In terms of skill sets, Singapore workers generally value strategic communication skills over technical skills. Based on the People at Work 2023: A Global Workforce View report by ADP Research Institute, management skills (41%) and people skills (38%) were deemed to be most important, followed by data analysis skills (34%).
This finding is surprising against a report by CNBC that indicates that Singapore workers are quick to adopt new skills, especially those related to artificial intelligence.
According to the report, Singapore has the highest “diffusion rate”, which is the share of LinkedIn members adding AI skills to their profiles. This number grew 20 times from January 2016.To put this figure in context, the global average is eight times.
In light of the growing adoption of AI-related skills among Singapore workers, the report stressed the importance of human soft skills such as analytical judgement, flexibility, and emotional intelligence.
Rather than threatening to oust workers from their roles, AI and tech are tools that can fulfil administrative functions, freeing up human workers to focus on the more important parts of their jobs.
For example, teachers can leave lesson planning and curriculum development to generative AI while they focus on areas such as classroom management and special education.

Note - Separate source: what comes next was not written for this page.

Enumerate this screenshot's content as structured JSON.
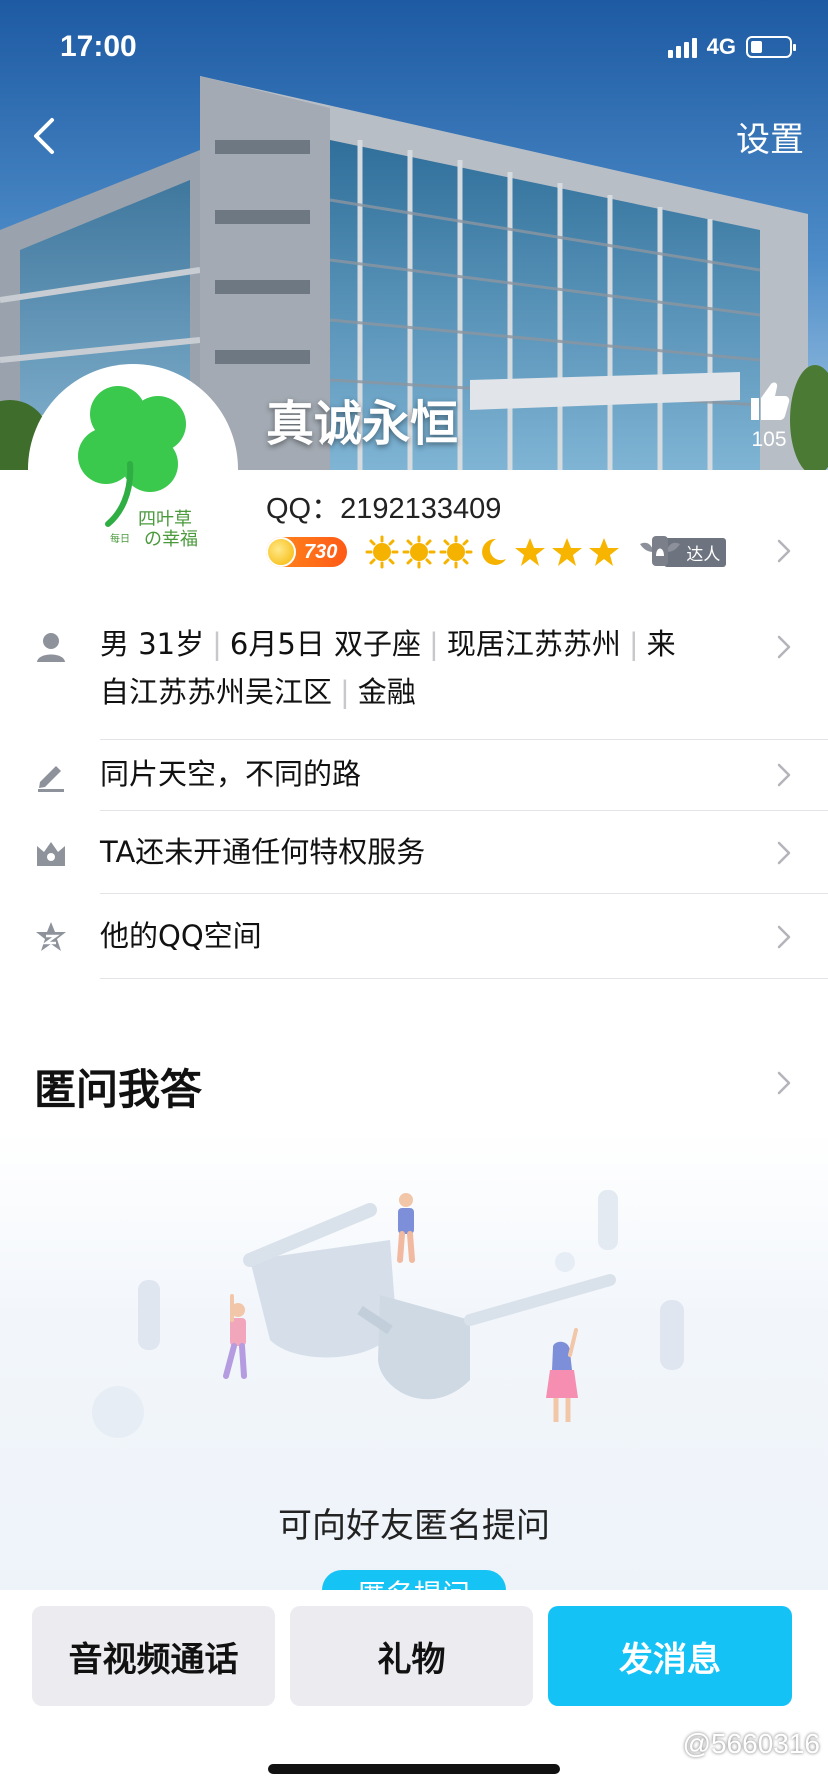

Ultimately, human judgement is still necessary to complement workers’ AI skills.
Similarly, a majority of business leaders in Hong Kong see AI as a tool to empower employees, anticipating that AI will form part of employees’ core competencies in the AI era.
Yvonne Teo, vice president of HR APAC, ADP, points towards talent investment by employers to explain the contradicting findings. “While the figure may be low, this does not point to Singapore workers being unskilled. Instead, the low confidence level may be due to a perceived lack of talent investment from their employers,” she said.

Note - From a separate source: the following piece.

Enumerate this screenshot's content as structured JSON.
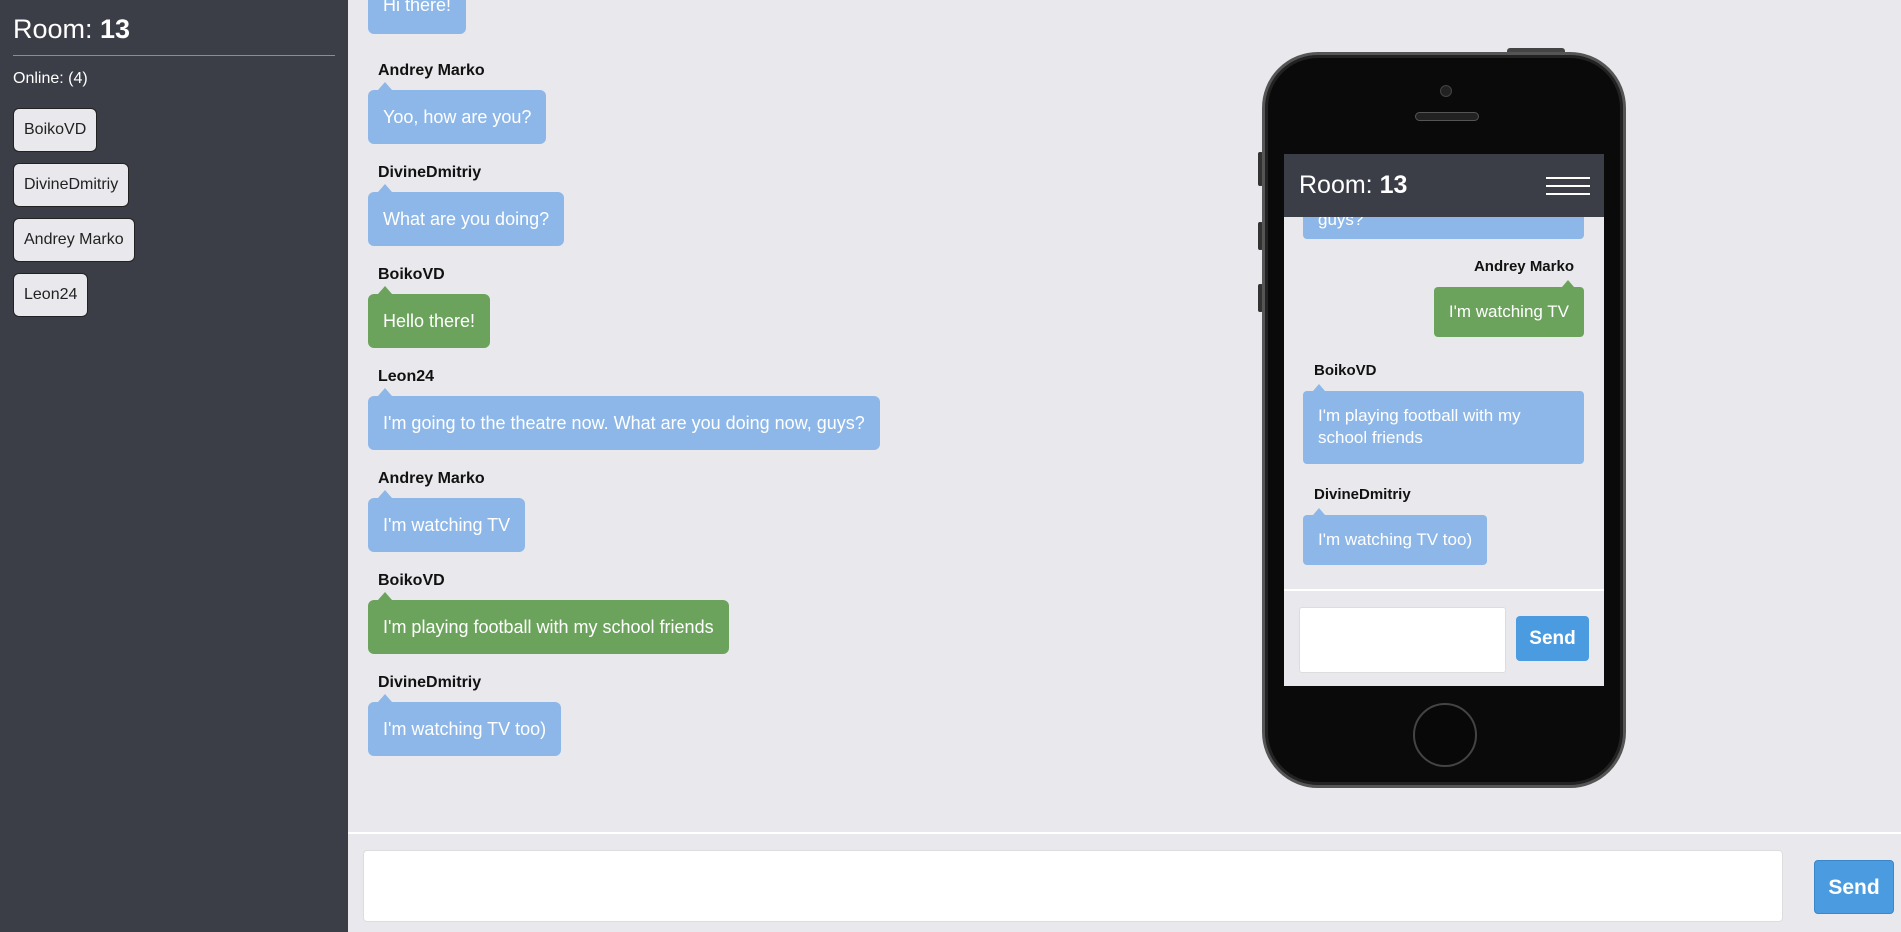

Based on the People at Work report, only 56% of Singapore workers believe that their companies invest in skills for them to advance in their careers, unlike APAC’s 74% average.

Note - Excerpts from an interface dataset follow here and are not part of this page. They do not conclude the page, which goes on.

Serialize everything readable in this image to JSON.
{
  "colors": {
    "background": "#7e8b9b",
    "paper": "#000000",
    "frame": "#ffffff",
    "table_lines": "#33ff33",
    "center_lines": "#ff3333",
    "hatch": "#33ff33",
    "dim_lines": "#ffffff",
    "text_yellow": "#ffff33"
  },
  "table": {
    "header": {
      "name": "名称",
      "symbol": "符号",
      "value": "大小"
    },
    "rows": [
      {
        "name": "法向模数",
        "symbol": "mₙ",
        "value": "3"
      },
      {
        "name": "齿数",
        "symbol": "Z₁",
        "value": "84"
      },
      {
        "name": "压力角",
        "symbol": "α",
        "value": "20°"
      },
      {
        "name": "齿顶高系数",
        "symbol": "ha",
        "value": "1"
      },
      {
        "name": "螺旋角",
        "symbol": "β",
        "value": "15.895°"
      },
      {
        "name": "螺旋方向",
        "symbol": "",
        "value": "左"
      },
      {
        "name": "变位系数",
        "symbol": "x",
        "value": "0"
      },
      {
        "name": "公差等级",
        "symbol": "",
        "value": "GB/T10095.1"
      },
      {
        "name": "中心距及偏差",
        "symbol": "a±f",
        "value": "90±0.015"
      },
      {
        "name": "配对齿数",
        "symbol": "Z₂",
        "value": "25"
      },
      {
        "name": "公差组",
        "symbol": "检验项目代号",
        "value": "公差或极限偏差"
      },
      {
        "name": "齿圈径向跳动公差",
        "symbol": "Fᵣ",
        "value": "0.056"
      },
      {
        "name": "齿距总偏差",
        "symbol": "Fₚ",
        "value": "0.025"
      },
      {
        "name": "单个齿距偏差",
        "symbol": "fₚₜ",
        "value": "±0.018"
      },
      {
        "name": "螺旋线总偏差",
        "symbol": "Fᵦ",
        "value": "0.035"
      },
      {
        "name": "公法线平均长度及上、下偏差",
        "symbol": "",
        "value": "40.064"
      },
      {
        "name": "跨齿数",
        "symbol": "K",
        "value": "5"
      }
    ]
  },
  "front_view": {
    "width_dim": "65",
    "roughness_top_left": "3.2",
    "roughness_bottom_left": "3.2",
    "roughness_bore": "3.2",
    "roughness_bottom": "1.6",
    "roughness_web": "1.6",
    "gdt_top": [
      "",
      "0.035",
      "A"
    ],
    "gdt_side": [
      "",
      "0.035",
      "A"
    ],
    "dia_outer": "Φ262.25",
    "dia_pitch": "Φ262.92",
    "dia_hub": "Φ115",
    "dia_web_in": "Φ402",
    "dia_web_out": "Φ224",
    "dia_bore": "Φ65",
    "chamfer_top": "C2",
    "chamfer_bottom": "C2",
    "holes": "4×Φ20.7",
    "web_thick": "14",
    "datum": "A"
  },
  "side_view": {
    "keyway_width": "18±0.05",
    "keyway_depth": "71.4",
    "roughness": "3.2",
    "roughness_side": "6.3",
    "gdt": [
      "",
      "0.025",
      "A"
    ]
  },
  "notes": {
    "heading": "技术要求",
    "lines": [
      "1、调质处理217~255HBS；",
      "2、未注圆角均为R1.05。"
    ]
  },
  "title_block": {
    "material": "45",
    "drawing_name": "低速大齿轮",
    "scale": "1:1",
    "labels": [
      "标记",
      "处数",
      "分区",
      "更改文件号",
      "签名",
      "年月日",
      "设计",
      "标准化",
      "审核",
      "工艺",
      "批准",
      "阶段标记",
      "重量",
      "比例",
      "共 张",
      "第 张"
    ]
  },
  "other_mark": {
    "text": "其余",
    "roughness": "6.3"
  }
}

Teo adds, “It is important for companies to build a culture and environment where employees feel empowered and supported about advancing their career.”
This would involve efforts like open communication, recognition of achievements, regular performance feedback, and development opportunities.
Inclusivity and diversity are also important tenets that assure employees that their contributions will be recognised regardless of background.
Such efforts help to attract and retain talent, which are crucial to a business’s productivity. Employers that build a supportive culture are better positioned to drive business success in a complex workplace environment.
Join #PRAsia on 2 November in Singapore and 8 November in Malaysia, connecting 100+ PR and communication leaders worldwide to share ideas, forge partnerships, and unlock endless possibilities.
'AI the key to increased employee productivity', says study
Survey: Majority of business leaders in HK embrace AI as tool to empower employees
HKGCC: Companies in HK losing more mid-level employees, turnover rates reach 20%
Get the daily lowdown on Asia's top marketing stories.
We break down the big and messy topics of the day so you're updated on the most important developments in Asia's marketing development – for free.subscribe now open in new window